As I stated earlier in my review, I had decided on the Crab-stuffed Fluke with Asparagus Risotto while still sitting at the bar:
The primary focus of the Chowder House Cafe is on seafood. While Sugo is primarily serving modern Italian fare, Louis's expertise in seafood preparation was not lost on me. The fluke was cooked beautifully, tender and juicy, and the cream reduction sauce had been smartly flavored with some lemon juice, to help balance out the fattiness and enhance the flavor of the fish. The crab stuffing was good, too, but almost seemed unnecessary as the fish itself was so pristine. The grilled asparagus stalks added a nice bit of crunch and smokiness to the dish and the risotto was as much of a star as the fish was.

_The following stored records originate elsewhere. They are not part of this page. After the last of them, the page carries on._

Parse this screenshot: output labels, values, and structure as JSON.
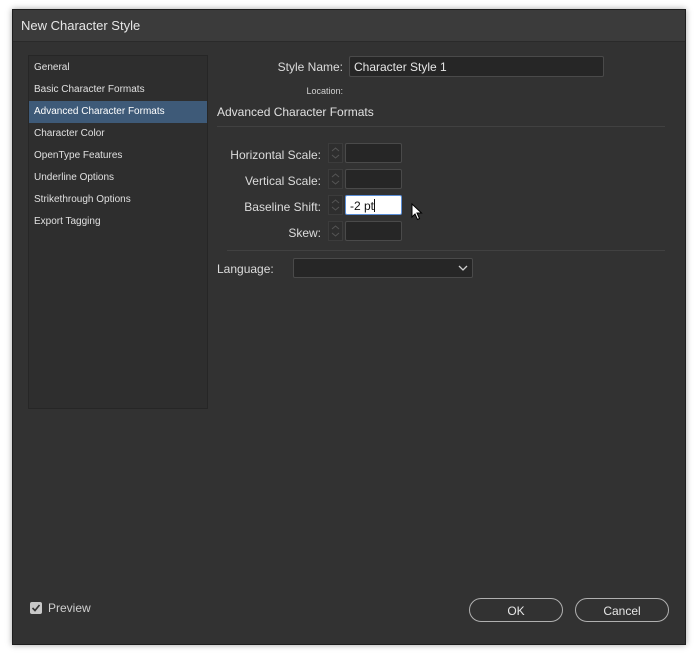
{
  "window": {
    "title": "New Character Style"
  },
  "sidebar": {
    "items": [
      {
        "label": "General"
      },
      {
        "label": "Basic Character Formats"
      },
      {
        "label": "Advanced Character Formats"
      },
      {
        "label": "Character Color"
      },
      {
        "label": "OpenType Features"
      },
      {
        "label": "Underline Options"
      },
      {
        "label": "Strikethrough Options"
      },
      {
        "label": "Export Tagging"
      }
    ],
    "selected": "Advanced Character Formats"
  },
  "style_name": {
    "label": "Style Name:",
    "value": "Character Style 1"
  },
  "location": {
    "label": "Location:",
    "value": ""
  },
  "section": {
    "title": "Advanced Character Formats"
  },
  "fields": {
    "horizontal_scale": {
      "label": "Horizontal Scale:",
      "value": ""
    },
    "vertical_scale": {
      "label": "Vertical Scale:",
      "value": ""
    },
    "baseline_shift": {
      "label": "Baseline Shift:",
      "value": "-2 pt"
    },
    "skew": {
      "label": "Skew:",
      "value": ""
    }
  },
  "language": {
    "label": "Language:",
    "value": ""
  },
  "preview": {
    "label": "Preview",
    "checked": true
  },
  "buttons": {
    "ok": "OK",
    "cancel": "Cancel"
  },
  "colors": {
    "dialog_bg": "#323232",
    "selection": "#3e5a78",
    "focus_border": "#5b8ed6"
  }
}
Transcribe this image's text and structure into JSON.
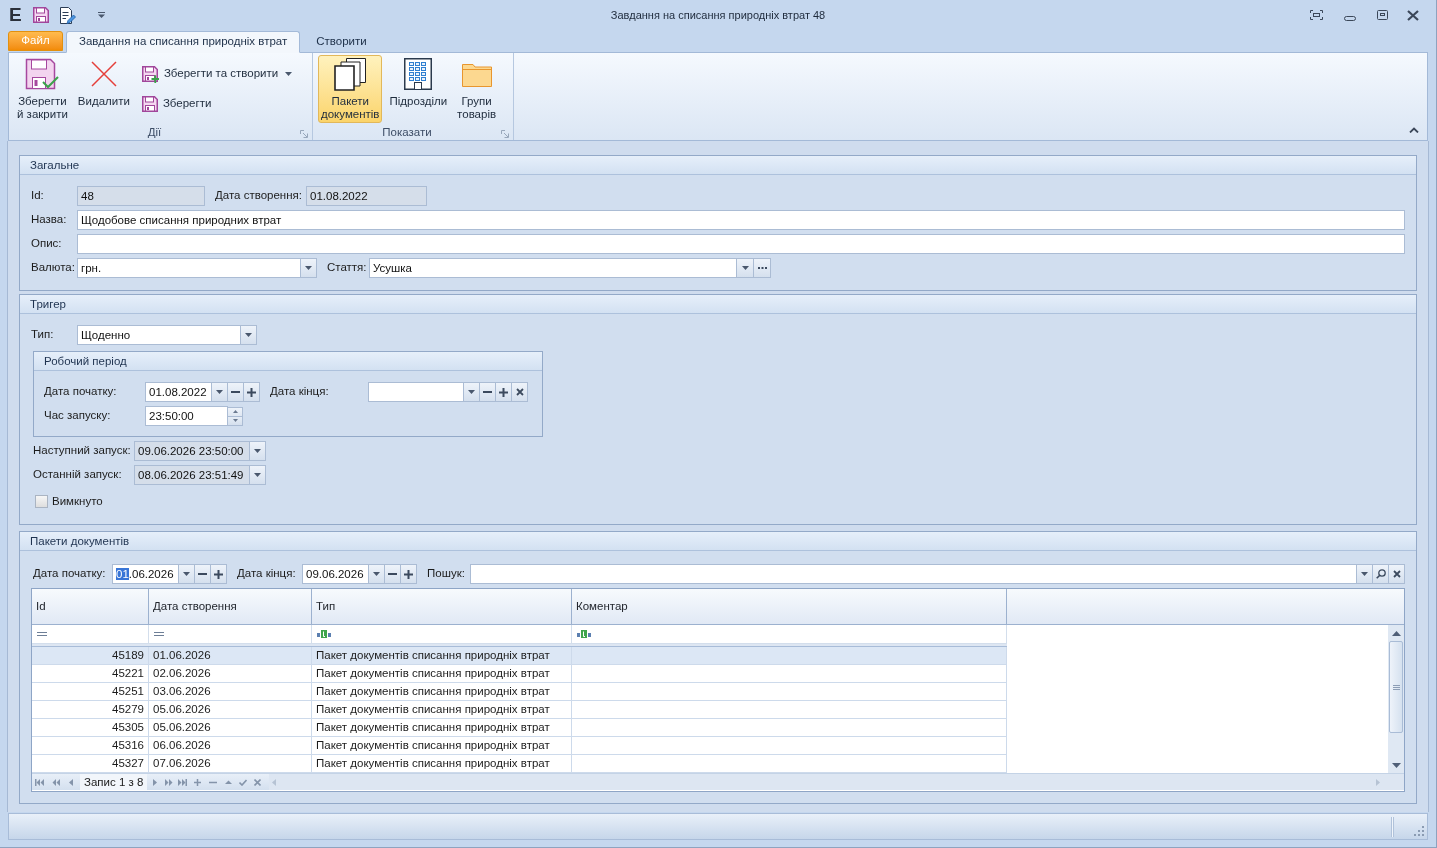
{
  "window": {
    "app_letter": "E",
    "title": "Завдання на списання природніх втрат 48"
  },
  "ribbon": {
    "tabs": [
      {
        "label": "Файл",
        "kind": "file",
        "selected": false
      },
      {
        "label": "Завдання на списання природніх втрат",
        "kind": "page",
        "selected": true
      },
      {
        "label": "Створити",
        "kind": "page",
        "selected": false
      }
    ],
    "groups": [
      {
        "title": "Дії",
        "items": [
          {
            "label": "Зберегти\nй закрити",
            "kind": "large",
            "dropdown": false,
            "selected": false
          },
          {
            "label": "Видалити",
            "kind": "large",
            "dropdown": false,
            "selected": false
          },
          {
            "label": "Зберегти та створити",
            "kind": "small",
            "dropdown": true,
            "selected": false
          },
          {
            "label": "Зберегти",
            "kind": "small",
            "dropdown": false,
            "selected": false
          }
        ]
      },
      {
        "title": "Показати",
        "items": [
          {
            "label": "Пакети\nдокументів",
            "kind": "large",
            "dropdown": false,
            "selected": true
          },
          {
            "label": "Підрозділи",
            "kind": "large",
            "dropdown": false,
            "selected": false
          },
          {
            "label": "Групи\nтоварів",
            "kind": "large",
            "dropdown": false,
            "selected": false
          }
        ]
      }
    ]
  },
  "general": {
    "title": "Загальне",
    "id": {
      "label": "Id:",
      "value": "48",
      "readonly": true
    },
    "created": {
      "label": "Дата створення:",
      "value": "01.08.2022",
      "readonly": true
    },
    "name": {
      "label": "Назва:",
      "value": "Щодобове списання природних втрат",
      "readonly": false
    },
    "description": {
      "label": "Опис:",
      "readonly": false
    },
    "currency": {
      "label": "Валюта:",
      "value": "грн.",
      "readonly": false
    },
    "article": {
      "label": "Стаття:",
      "value": "Усушка",
      "readonly": false
    }
  },
  "trigger": {
    "title": "Тригер",
    "type": {
      "label": "Тип:",
      "value": "Щоденно",
      "readonly": false
    },
    "period": {
      "title": "Робочий період",
      "start": {
        "label": "Дата початку:",
        "value": "01.08.2022",
        "readonly": false
      },
      "end": {
        "label": "Дата кінця:",
        "readonly": false
      },
      "time": {
        "label": "Час запуску:",
        "value": "23:50:00",
        "readonly": false
      }
    },
    "next_run": {
      "label": "Наступний запуск:",
      "value": "09.06.2026 23:50:00",
      "readonly": true
    },
    "last_run": {
      "label": "Останній запуск:",
      "value": "08.06.2026 23:51:49",
      "readonly": true
    },
    "off": {
      "label": "Вимкнуто",
      "checked": false
    }
  },
  "packages": {
    "title": "Пакети документів",
    "start": {
      "label": "Дата початку:",
      "value": [
        {
          "text": "01",
          "selected": true
        },
        {
          "text": ".06.2026",
          "selected": false
        }
      ]
    },
    "end": {
      "label": "Дата кінця:",
      "value": [
        {
          "text": "09.06.2026",
          "selected": false
        }
      ]
    },
    "search": {
      "label": "Пошук:"
    },
    "table": {
      "columns": [
        {
          "label": "Id",
          "kind": "number"
        },
        {
          "label": "Дата створення",
          "kind": "date"
        },
        {
          "label": "Тип",
          "kind": "text"
        },
        {
          "label": "Коментар",
          "kind": "text"
        }
      ],
      "rows": [
        {
          "cells": [
            "45189",
            "01.06.2026",
            "Пакет документів списання природніх втрат"
          ],
          "selected": true
        },
        {
          "cells": [
            "45221",
            "02.06.2026",
            "Пакет документів списання природніх втрат"
          ],
          "selected": false
        },
        {
          "cells": [
            "45251",
            "03.06.2026",
            "Пакет документів списання природніх втрат"
          ],
          "selected": false
        },
        {
          "cells": [
            "45279",
            "05.06.2026",
            "Пакет документів списання природніх втрат"
          ],
          "selected": false
        },
        {
          "cells": [
            "45305",
            "05.06.2026",
            "Пакет документів списання природніх втрат"
          ],
          "selected": false
        },
        {
          "cells": [
            "45316",
            "06.06.2026",
            "Пакет документів списання природніх втрат"
          ],
          "selected": false
        },
        {
          "cells": [
            "45327",
            "07.06.2026",
            "Пакет документів списання природніх втрат"
          ],
          "selected": false
        }
      ]
    },
    "navigator": {
      "record": "Запис 1 з 8"
    }
  }
}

I was actually a bit worried at first when I tasted the risotto because I could definitely tell that it had been finished with cheese. Traditionally cheese and fish don't go so well together, but Chef Prpich managed to get the balance just right. As opposed to the soft and creamy risotto, the asparagus and carrot pieces still had a bit of their natural crunch to them, making for a wonderful contrast all in one spoonful. I ate as much of my entree as I could, but at about 2/3 of the way through the plate, I had to stop as I was just too full.

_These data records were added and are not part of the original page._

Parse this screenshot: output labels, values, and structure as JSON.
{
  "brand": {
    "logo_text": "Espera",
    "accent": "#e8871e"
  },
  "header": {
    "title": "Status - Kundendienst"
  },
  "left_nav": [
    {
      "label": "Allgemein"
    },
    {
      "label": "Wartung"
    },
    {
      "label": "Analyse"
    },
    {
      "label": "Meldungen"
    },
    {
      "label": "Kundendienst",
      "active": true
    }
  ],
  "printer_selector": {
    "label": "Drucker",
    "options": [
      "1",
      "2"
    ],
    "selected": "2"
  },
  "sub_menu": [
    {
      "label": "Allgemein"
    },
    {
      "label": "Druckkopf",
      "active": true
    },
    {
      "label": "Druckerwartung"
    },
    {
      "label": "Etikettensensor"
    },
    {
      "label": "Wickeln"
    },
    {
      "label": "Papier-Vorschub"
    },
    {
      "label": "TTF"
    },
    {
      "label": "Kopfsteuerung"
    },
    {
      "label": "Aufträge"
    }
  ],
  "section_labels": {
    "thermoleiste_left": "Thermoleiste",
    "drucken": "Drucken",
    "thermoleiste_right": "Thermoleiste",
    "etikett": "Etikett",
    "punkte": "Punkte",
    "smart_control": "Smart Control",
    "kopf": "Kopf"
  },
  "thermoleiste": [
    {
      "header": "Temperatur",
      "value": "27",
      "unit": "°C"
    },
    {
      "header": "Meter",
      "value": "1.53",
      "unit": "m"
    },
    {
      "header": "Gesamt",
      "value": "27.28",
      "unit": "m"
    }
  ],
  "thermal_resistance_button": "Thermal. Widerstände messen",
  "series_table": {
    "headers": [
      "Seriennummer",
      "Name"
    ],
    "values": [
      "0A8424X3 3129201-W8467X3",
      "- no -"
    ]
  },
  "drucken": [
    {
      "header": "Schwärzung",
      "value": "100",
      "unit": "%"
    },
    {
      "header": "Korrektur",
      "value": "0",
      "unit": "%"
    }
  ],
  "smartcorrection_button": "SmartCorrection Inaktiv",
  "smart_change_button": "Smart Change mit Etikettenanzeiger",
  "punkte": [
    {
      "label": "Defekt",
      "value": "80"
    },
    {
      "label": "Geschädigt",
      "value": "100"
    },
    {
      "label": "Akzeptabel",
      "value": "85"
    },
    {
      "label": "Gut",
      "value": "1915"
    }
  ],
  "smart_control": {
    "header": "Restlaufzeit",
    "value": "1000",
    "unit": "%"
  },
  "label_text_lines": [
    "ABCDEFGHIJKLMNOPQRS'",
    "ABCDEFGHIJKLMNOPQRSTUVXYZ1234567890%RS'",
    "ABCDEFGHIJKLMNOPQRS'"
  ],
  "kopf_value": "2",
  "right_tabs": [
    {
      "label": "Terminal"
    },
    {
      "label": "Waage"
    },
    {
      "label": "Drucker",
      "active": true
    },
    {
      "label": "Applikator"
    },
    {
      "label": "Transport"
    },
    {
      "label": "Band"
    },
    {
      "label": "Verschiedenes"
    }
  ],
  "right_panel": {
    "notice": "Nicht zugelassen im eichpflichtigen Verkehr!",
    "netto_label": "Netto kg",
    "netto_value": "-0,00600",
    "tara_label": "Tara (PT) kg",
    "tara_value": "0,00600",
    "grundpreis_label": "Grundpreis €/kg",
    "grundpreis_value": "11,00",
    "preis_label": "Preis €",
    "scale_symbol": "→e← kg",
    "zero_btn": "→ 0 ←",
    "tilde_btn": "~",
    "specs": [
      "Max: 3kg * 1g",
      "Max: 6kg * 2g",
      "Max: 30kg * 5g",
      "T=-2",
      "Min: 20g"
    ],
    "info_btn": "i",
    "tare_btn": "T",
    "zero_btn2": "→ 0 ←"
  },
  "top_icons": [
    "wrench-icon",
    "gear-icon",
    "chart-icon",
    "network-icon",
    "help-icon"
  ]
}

While dessert was offered, I declined and asked for my check instead. With my vodka tonic from the bar earlier and tax included, my bill tonight came to just over $37, which for this level of execution and freshness of fish, was an excellent value. Appetizers ranged from $6 - $11 and entrees (which includes several pastas) ranged from $15 - $25, so you could definitely get away with a smaller bill if money was a concern. To be honest, I probably could've made an entire meal out of the appetizer alone, it was that large. Up to this point, Sugo has been open only for dinner, but starting this week, they will also be serving lunch as well.
While every restaurant, even those opened by seasoned veterans like Louis Prpich, have their growing pains during the first month or so after they open, from what I saw and tasted during my visit tonight, I think Sugo Modern Italian Bistro is well on its way to becoming as successful as the Chowder House Cafe. I would highly suggest that you either show up during a non-peak time if you don't want to bother with reservations or just do the smart thing and call ahead to make sure they can accommodate your party at the time you prefer to dine.
For those already living in the Akron area, Sugo should be a definite addition to your dining out options. For those living outside the Akron area, now would be an excellent time to plan an extended outing, perhaps take in an Akron Aeros baseball game or a visit to the Akron Museum of Art so that you can stop in at Sugo afterwards. You'll be happy that you did.